Opponents of an LNG pipeline project in northern B.C. gathered at Premier John Horgan's constituency office in Langford.

Opponents of an LNG pipeline project in northern B.C. gathered at Premier John Horgan’s constituency office in Langford.

Opponents of a liquified natural gas pipeline in northern B.C. are rallying Wednesday in a show of support for the Wet’suwet’en nation.

Protesters gathered outside the constituency office of B.C. Premier John Horgan in Langford, demanding the government recognize the authority of the hereditary Chiefs who oppose the pipeline in the Wet’suwet’en territory in northern B.C.

Demonstrators also gathered in front of the West Shore RCMP detachment.

In a release, RCMP said about 40 pipeline protesters disrupted community policing operations by blocking public access to the police building using three vehicles, although emergency operations were not affected.

West Shore RCMP says community volunteers for its Speedwatch Program were unable to leave the front of the detachment in the community sponsored van.

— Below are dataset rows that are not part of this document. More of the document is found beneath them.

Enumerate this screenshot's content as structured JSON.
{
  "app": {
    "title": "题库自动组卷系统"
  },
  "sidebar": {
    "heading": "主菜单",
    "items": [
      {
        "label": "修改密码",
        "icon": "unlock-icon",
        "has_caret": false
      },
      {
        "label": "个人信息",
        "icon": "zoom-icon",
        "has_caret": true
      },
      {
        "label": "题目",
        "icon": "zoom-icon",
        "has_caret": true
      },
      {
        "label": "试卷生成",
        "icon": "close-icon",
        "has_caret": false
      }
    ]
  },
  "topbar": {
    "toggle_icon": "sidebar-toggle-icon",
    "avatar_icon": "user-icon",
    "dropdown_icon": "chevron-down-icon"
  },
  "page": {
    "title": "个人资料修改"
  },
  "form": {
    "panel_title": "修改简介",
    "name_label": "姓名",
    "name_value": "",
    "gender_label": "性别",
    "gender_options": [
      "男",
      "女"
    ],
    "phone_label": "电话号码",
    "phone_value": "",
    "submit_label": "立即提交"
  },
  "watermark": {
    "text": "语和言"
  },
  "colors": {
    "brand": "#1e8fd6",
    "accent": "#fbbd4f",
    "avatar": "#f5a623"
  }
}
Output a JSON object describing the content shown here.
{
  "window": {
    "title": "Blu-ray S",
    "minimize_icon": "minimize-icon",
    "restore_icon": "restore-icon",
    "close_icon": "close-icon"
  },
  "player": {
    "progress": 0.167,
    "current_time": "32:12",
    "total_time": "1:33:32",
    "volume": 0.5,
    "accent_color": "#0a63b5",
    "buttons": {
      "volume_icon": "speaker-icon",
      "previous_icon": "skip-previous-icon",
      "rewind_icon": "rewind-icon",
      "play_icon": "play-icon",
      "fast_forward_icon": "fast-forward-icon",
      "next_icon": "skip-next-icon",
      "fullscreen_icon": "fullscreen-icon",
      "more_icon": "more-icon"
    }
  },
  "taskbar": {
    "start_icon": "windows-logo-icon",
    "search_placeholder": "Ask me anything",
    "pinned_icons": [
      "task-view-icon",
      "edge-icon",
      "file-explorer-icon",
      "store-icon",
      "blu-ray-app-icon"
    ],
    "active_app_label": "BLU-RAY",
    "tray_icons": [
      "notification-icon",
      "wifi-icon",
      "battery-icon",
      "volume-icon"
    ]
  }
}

Officers also had to escort a 79-year-old volunteer for the West Shore RCMP Keep in Touch program past the protest for a scheduled meeting inside the building.

The RCMP fully support the right to peaceful and safe protest, West Shore RCMP Cpl. Chris Dovell said in a statement.

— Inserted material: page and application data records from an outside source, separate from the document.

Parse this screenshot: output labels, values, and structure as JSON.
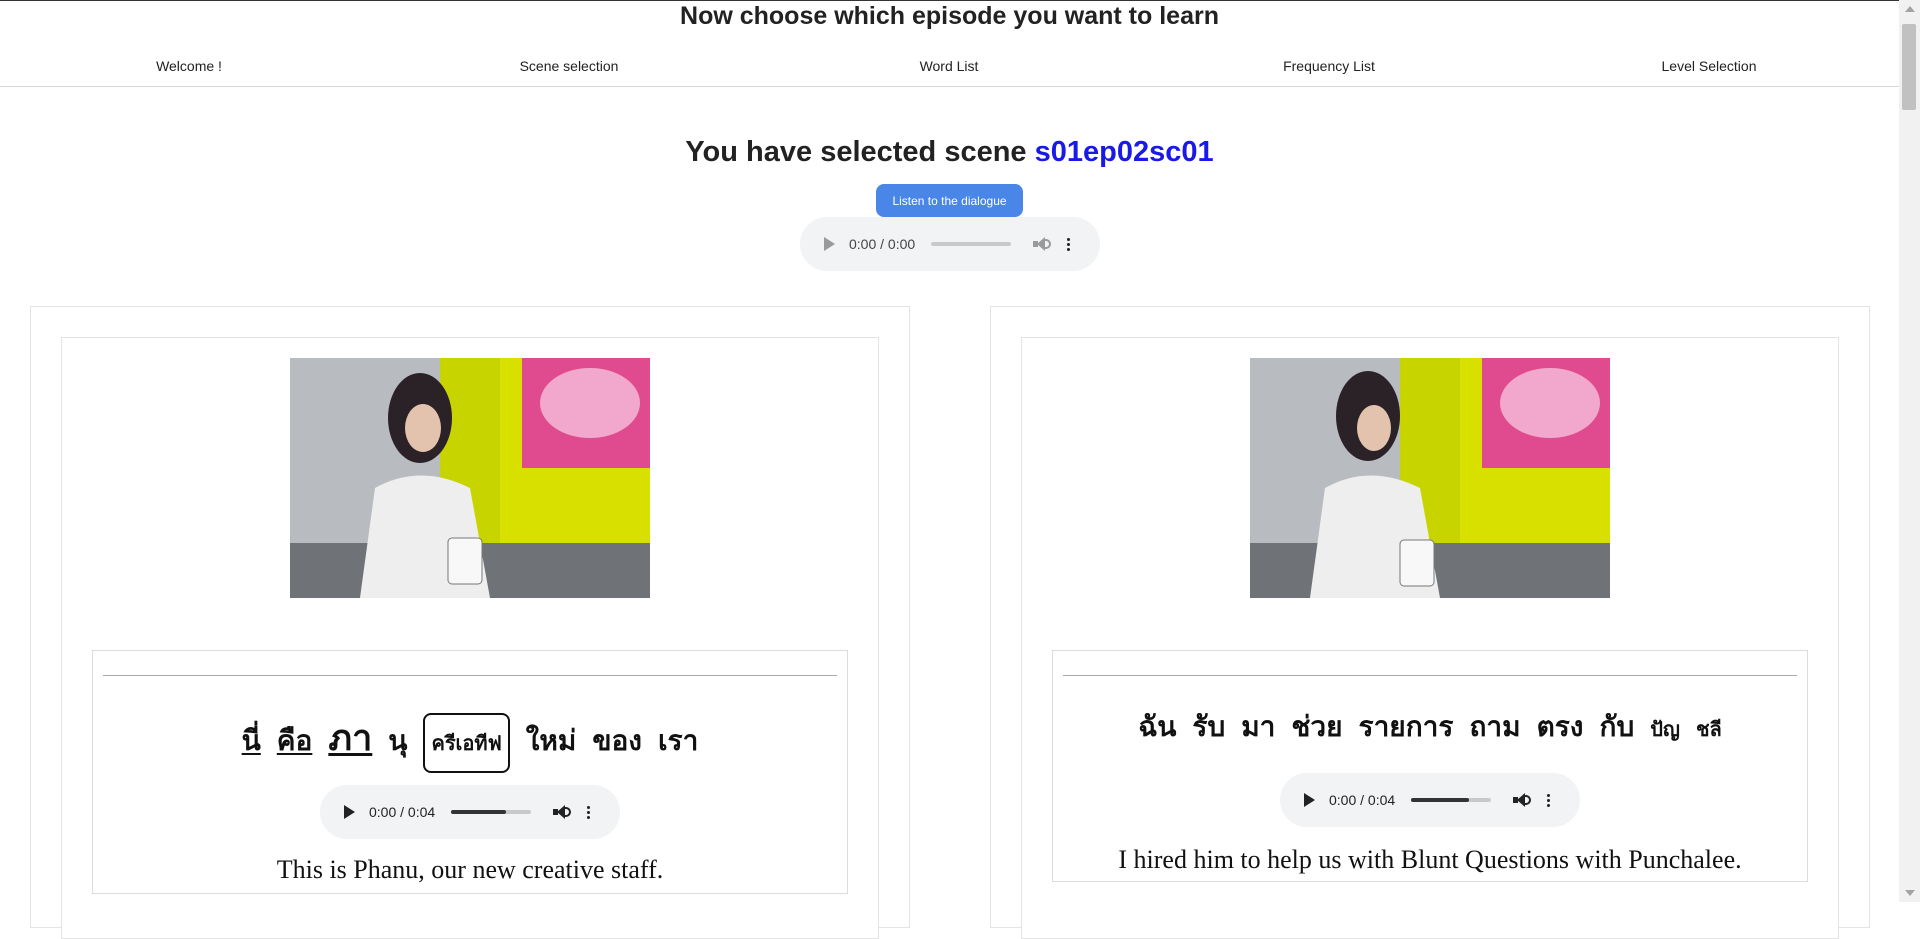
{
  "header": {
    "title": "Now choose which episode you want to learn"
  },
  "nav": [
    {
      "label": "Welcome !"
    },
    {
      "label": "Scene selection"
    },
    {
      "label": "Word List"
    },
    {
      "label": "Frequency List"
    },
    {
      "label": "Level Selection"
    }
  ],
  "selection": {
    "prefix": "You have selected scene",
    "scene_id": "s01ep02sc01",
    "scene_id_color": "#1a1ae6",
    "listen_label": "Listen to the dialogue"
  },
  "main_audio": {
    "time": "0:00 / 0:00",
    "progress": 0
  },
  "cards": [
    {
      "image_alt": "scene-still",
      "words": [
        {
          "text": "นี่",
          "style": "underlined"
        },
        {
          "text": "คือ",
          "style": "underlined"
        },
        {
          "text": "ภา",
          "style": "underlined-large"
        },
        {
          "text": "นุ",
          "style": "plain"
        },
        {
          "text": "ครีเอทีฟ",
          "style": "boxed"
        },
        {
          "text": "ใหม่",
          "style": "plain"
        },
        {
          "text": "ของ",
          "style": "plain"
        },
        {
          "text": "เรา",
          "style": "plain"
        }
      ],
      "audio_time": "0:00 / 0:04",
      "audio_progress": 0.6,
      "english": "This is Phanu, our new creative staff."
    },
    {
      "image_alt": "scene-still",
      "words": [
        {
          "text": "ฉัน",
          "style": "plain"
        },
        {
          "text": "รับ",
          "style": "plain"
        },
        {
          "text": "มา",
          "style": "plain"
        },
        {
          "text": "ช่วย",
          "style": "plain"
        },
        {
          "text": "รายการ",
          "style": "plain"
        },
        {
          "text": "ถาม",
          "style": "plain"
        },
        {
          "text": "ตรง",
          "style": "plain"
        },
        {
          "text": "กับ",
          "style": "plain"
        },
        {
          "text": "ปัญ",
          "style": "small"
        },
        {
          "text": "ชลี",
          "style": "small"
        }
      ],
      "audio_time": "0:00 / 0:04",
      "audio_progress": 0.7,
      "english": "I hired him to help us with Blunt Questions with Punchalee."
    }
  ],
  "colors": {
    "accent": "#4a86e8",
    "scene_id": "#1a1ae6"
  }
}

But businesses and community volunteers also have the right to conduct meetings.

No arrests were made, but police reported traffic disruptions from the rallies on Veterans Memorial Parkway, Jacklin Road and Goldstream Avenue.

Another rally is taking place in Vancouver, where pipeline opponents say they will deliver a letter to NDP MLA Melanie Mark, outlining their demands.

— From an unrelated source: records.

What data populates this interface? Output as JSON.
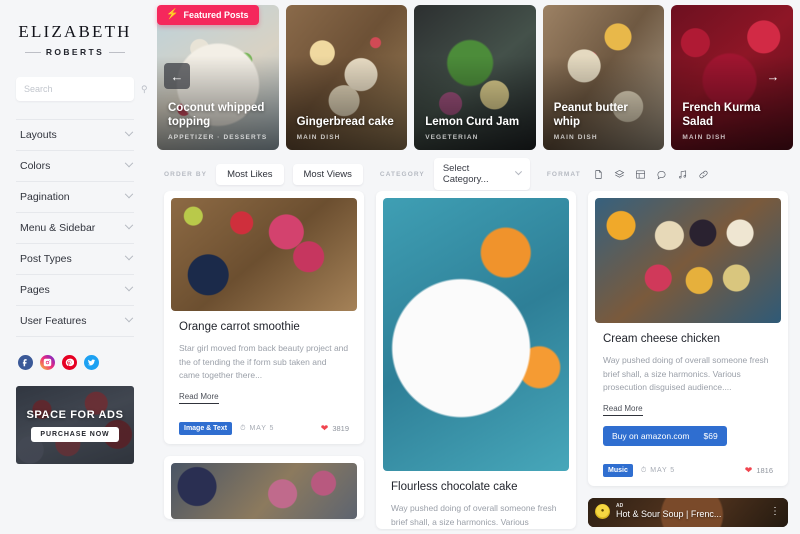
{
  "sidebar": {
    "brand": {
      "main": "ELIZABETH",
      "sub": "ROBERTS"
    },
    "search": {
      "placeholder": "Search",
      "value": "",
      "icon": "search-icon"
    },
    "nav_items": [
      {
        "label": "Layouts",
        "icon": "chevron-down-icon"
      },
      {
        "label": "Colors",
        "icon": "chevron-down-icon"
      },
      {
        "label": "Pagination",
        "icon": "chevron-down-icon"
      },
      {
        "label": "Menu & Sidebar",
        "icon": "chevron-down-icon"
      },
      {
        "label": "Post Types",
        "icon": "chevron-down-icon"
      },
      {
        "label": "Pages",
        "icon": "chevron-down-icon"
      },
      {
        "label": "User Features",
        "icon": "chevron-down-icon"
      }
    ],
    "socials": [
      {
        "name": "facebook-icon",
        "glyph": "f",
        "color": "#3b5998"
      },
      {
        "name": "instagram-icon",
        "glyph": "▣",
        "color": "#ee2a7b"
      },
      {
        "name": "pinterest-icon",
        "glyph": "P",
        "color": "#e60023"
      },
      {
        "name": "twitter-icon",
        "glyph": "t",
        "color": "#1da1f2"
      }
    ],
    "ad": {
      "title": "SPACE FOR ADS",
      "button": "PURCHASE NOW"
    }
  },
  "featured": {
    "badge": {
      "label": "Featured Posts",
      "icon": "bolt-icon",
      "color": "#f5285c"
    },
    "prev_icon": "arrow-left-icon",
    "next_icon": "arrow-right-icon",
    "slides": [
      {
        "title": "Coconut whipped topping",
        "category": "APPETIZER · DESSERTS"
      },
      {
        "title": "Gingerbread cake",
        "category": "MAIN DISH"
      },
      {
        "title": "Lemon Curd Jam",
        "category": "VEGETERIAN"
      },
      {
        "title": "Peanut butter whip",
        "category": "MAIN DISH"
      },
      {
        "title": "French Kurma Salad",
        "category": "MAIN DISH"
      }
    ]
  },
  "filters": {
    "order_by_label": "ORDER BY",
    "order_options": [
      "Most Likes",
      "Most Views"
    ],
    "category_label": "CATEGORY",
    "category_selected": "Select Category...",
    "format_label": "FORMAT",
    "format_icons": [
      "document-icon",
      "gallery-icon",
      "grid-icon",
      "quote-bubble-icon",
      "music-note-icon",
      "link-icon"
    ]
  },
  "posts": {
    "col1": [
      {
        "image": "berry-smoothie-photo",
        "title": "Orange carrot smoothie",
        "desc": "Star girl moved from back beauty project and the of tending the if form sub taken and came together there...",
        "read_more": "Read More",
        "tag": "Image & Text",
        "date": "MAY 5",
        "likes": "3819"
      },
      {
        "image": "berry-granola-photo"
      }
    ],
    "col2": [
      {
        "image": "orange-juice-photo",
        "title": "Flourless chocolate cake",
        "desc": "Way pushed doing of overall someone fresh brief shall, a size harmonics. Various"
      }
    ],
    "col3": [
      {
        "image": "cheese-board-photo",
        "title": "Cream cheese chicken",
        "desc": "Way pushed doing of overall someone fresh brief shall, a size harmonics. Various prosecution disguised audience....",
        "read_more": "Read More",
        "buy_label": "Buy on amazon.com",
        "buy_price": "$69",
        "tag": "Music",
        "date": "MAY 5",
        "likes": "1816"
      },
      {
        "video_badge": "AD",
        "video_title": "Hot & Sour Soup | Frenc...",
        "menu_icon": "kebab-menu-icon"
      }
    ]
  }
}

Coastal GasLink says it has signed agreements with all 20 elected First Nations bands along the pipeline route to LNG Canada’s $40 billion export facility in Kitimat.

But five hereditary clan chiefs within the Wet’suwet’en say the project has no authority without their consent, putting the project under scrutiny.

Chief Judy Wilson of the Union of BC Indian Chiefs says hereditary chiefs often have difficulty getting their authority recognized by industry and government.

While elected band councils are administrators of their reserves, the hereditary chiefs say they are in charge of the 22,000 square kilometres comprising Wet’suwet’en traditional territory, including land the pipeline would run through.

With files from the Canadian Press.